“The author Howard Jacobson once wrote that if an artist’s work is political, it only works as art if it transcends politics. Today, curatorial choices seem to have been driven by political perspective rather than artistic merit. Or, as art critic Matthew Collings wrote of the Tate Modern, its overriding message now appears to be ‘Meaning must always entail moralising’.
Worse still – argues our speaker Wendy Earle – “the modern politics of art is trite, the idea of collective art-making and performance art largely uninteresting, and the general slightness and messiness of many of the works irritating and the overall lack of nuance, subtlety and, yes, beauty is wearisome and tedious.”
Date, Time and Venue: 11 May 2017, 7 PM in the Parlour of the Brunswick Inn, Derby. £3 (£2 unwaged).
Speaker: Dr Wendy Earle
Wendy writes on the arts and culture for spiked and is convenor of the Institute of Ideas Arts and Society Forum, which promotes open and open-ended discussion of the arts and culture and of the place of arts and culture in society. She works at Birkbeck, University of London, to promote knowledge exchange and public engagement with research in the arts, humanities and social sciences. Previously she worked in educational publishing and at the British Film Institute.
A selection of Wendy’s articles is available in the Spiked Author Archive
Chair: Dr Vanessa Pupavac (University of Nottingham)

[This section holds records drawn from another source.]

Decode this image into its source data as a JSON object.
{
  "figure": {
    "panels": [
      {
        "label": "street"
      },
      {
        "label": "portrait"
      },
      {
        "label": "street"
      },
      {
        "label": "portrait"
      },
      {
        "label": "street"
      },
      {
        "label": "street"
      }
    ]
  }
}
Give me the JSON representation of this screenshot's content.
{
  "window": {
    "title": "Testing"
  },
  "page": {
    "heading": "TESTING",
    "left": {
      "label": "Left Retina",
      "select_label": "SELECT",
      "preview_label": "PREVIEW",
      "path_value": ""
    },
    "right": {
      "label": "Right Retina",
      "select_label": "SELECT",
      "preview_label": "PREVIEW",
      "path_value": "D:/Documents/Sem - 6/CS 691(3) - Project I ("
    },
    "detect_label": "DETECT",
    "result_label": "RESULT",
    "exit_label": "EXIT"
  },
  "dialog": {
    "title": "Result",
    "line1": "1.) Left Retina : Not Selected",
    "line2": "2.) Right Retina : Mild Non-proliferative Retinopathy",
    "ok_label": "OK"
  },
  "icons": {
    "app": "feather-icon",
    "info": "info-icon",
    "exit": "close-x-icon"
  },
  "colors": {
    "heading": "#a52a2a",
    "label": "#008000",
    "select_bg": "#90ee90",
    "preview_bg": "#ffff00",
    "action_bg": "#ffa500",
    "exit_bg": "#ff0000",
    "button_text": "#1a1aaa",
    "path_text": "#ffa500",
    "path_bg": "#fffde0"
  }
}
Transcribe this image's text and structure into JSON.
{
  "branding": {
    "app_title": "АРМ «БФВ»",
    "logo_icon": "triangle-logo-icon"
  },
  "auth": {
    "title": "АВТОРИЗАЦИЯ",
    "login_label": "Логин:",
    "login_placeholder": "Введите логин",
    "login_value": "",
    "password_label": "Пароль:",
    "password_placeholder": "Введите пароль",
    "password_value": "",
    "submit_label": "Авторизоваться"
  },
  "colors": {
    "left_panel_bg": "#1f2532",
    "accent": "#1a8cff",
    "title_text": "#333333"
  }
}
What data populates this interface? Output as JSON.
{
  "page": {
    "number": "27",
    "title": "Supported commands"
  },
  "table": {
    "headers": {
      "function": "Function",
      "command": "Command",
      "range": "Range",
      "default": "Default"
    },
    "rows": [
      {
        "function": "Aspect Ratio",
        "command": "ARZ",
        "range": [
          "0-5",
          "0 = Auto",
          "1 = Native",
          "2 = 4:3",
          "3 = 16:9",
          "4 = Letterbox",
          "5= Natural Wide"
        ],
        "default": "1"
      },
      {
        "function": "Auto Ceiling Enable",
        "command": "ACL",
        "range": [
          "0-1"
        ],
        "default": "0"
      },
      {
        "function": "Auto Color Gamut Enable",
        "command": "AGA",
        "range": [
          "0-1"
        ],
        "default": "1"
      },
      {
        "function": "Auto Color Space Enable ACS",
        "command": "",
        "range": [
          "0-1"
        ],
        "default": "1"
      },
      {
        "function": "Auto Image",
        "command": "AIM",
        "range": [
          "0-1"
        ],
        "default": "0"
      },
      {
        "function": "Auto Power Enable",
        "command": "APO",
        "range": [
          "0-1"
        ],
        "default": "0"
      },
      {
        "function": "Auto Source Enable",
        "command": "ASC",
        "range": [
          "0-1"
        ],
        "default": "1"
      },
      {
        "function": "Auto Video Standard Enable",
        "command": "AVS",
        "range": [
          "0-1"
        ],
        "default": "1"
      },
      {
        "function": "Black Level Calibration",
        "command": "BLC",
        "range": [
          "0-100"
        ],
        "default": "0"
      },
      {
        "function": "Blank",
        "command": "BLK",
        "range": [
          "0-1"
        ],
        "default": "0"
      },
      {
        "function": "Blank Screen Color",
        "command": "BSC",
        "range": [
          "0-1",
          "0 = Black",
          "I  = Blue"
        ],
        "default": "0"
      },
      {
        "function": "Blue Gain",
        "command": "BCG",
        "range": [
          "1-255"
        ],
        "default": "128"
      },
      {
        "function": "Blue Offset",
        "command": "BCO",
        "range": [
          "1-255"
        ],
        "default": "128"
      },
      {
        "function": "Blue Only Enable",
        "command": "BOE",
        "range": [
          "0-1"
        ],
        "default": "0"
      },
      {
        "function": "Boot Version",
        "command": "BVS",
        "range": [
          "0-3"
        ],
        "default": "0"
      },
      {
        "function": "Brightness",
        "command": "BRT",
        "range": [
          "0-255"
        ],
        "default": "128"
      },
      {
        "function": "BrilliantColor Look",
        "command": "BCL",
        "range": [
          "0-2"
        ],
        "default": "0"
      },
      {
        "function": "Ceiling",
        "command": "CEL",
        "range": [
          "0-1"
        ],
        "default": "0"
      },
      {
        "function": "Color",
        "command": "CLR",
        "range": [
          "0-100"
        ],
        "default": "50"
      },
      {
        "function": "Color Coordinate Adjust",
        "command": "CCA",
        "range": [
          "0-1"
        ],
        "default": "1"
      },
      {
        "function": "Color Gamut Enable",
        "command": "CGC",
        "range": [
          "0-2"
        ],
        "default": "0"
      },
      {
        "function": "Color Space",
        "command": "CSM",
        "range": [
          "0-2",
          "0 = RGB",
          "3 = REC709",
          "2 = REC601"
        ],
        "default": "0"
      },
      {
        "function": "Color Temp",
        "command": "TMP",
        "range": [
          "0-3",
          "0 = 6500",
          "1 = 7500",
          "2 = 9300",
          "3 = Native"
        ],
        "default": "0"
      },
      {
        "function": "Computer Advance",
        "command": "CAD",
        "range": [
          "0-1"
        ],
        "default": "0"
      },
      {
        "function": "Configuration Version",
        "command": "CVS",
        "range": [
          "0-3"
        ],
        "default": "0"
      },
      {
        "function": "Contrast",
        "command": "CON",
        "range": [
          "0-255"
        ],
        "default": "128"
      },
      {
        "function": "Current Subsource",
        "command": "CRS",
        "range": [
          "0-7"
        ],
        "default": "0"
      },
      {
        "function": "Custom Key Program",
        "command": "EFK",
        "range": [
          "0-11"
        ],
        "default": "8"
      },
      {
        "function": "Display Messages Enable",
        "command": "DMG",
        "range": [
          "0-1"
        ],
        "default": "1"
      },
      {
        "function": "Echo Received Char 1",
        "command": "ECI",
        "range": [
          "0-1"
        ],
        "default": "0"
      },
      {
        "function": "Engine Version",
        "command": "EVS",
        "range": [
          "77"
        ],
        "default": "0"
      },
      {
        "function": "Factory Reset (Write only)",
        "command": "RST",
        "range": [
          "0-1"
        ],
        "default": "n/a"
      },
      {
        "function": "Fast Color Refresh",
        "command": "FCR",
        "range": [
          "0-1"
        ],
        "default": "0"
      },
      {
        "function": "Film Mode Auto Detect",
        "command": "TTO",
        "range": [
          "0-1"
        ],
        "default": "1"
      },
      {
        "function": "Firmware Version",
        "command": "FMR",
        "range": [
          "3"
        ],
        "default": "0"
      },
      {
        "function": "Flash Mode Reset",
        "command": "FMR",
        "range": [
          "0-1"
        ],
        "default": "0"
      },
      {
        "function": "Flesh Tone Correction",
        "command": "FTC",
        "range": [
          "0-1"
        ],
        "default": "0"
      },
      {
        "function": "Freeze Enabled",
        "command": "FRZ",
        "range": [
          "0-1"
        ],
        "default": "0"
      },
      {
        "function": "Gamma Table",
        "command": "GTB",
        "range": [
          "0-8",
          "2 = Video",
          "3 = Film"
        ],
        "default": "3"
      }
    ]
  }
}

Do we want children to learn ‘the best that has been known and thought in the world’ or do we want them to have the skills necessary for work and life in the 21st Century? Why impose an elite, Victorian curriculum on children today? Children need to be empowered to unleash their creativity and to develop the soft skills for a new world and a new workplace. Do really need latter day Gradgrinds pouring ‘facts’ into empty vessels and then examining them? Shouldn’t we look after the whole child and ensure they do not grow up unhappy with potential mental illness but become rounded personalities who can make a positive contribution to society? Our Salon on 18 October 2016 marks the 40th Anniversary of the ‘Great Debate’ on education launched by then Prime Minister Jim Callaghan in a speech at Ruskin College Oxford on 18 October 1976. In that debate Callaghan invited business to suggest how education could re-vitalise the economy. The consequence was the introduction of instrumental and short-term schemes that didn’t train or educate young people. On the 18 October 2016 the East Midlands Salon (sponsored by SCETT) launches a new ‘Great Debate’: In 2016 do we need young people who have what might be called ‘old fashioned’ knowledge or ‘modern day’ skills?
Speakers at this Battle of Ideas Satellite are:
Professor Michael Young (Author of Bringing Knowledge Back In)
Katie Ivens (Director, Real Action)
Professor Dennis Hayes (Co-author of The Dangerous Rise of Therapeutic Education)
Chair: Dr Ruth Mieschbuehler (Programme Leader for Education Studies, University of Derby)
Date and Time: Tuesday 18 October 2016 7 PM
Venue: Hallmark Midland Hotel, Derby
Tickets £5 (£3 Unwaged) available from Eventbrite.
The East Midlands Salon is taking a summer break but will be back in the autumn with a whole new programme. We begin with a special event in September:
Wednesday 28 September – What is the role of a Salon in the 21st Century?
Speakers will include Simon Belt (convenor of the Manchester Salon) on salon organisation and Dennis Hayes on the origins of the Salon – from his talk on ‘Sex and the Salon’. This is an informal discussion for supporter of the Salons and is by invitation only. If you would like to attend please email the Salon.
And in October we have our Battle of Ideas Satellite event:
Tuesday 18 October 2016 at 6.30 PM in the Hallmark Midland Hotel, Derby – Knowledge versus Skills: the great education debate 2016
Speakers at this ‘round table’ include the distinguished sociologist of education, Professor Michael Young and Katie Ivens, Director of the education charity Real Action.
Tuesday 8 November at 7 PM will be a post-Battle of Ideas satellite, sponsored by Academics For Academic Freedom- The future for free speech – will tackling ‘radicalisation’ mean the death of debate?
Speakers include, Abdullah Muhammed (Chaplain, University of Derby), Dr Roba Al-Ghabra (Solicitor with civil liberties lawyers Birnberg Peirce).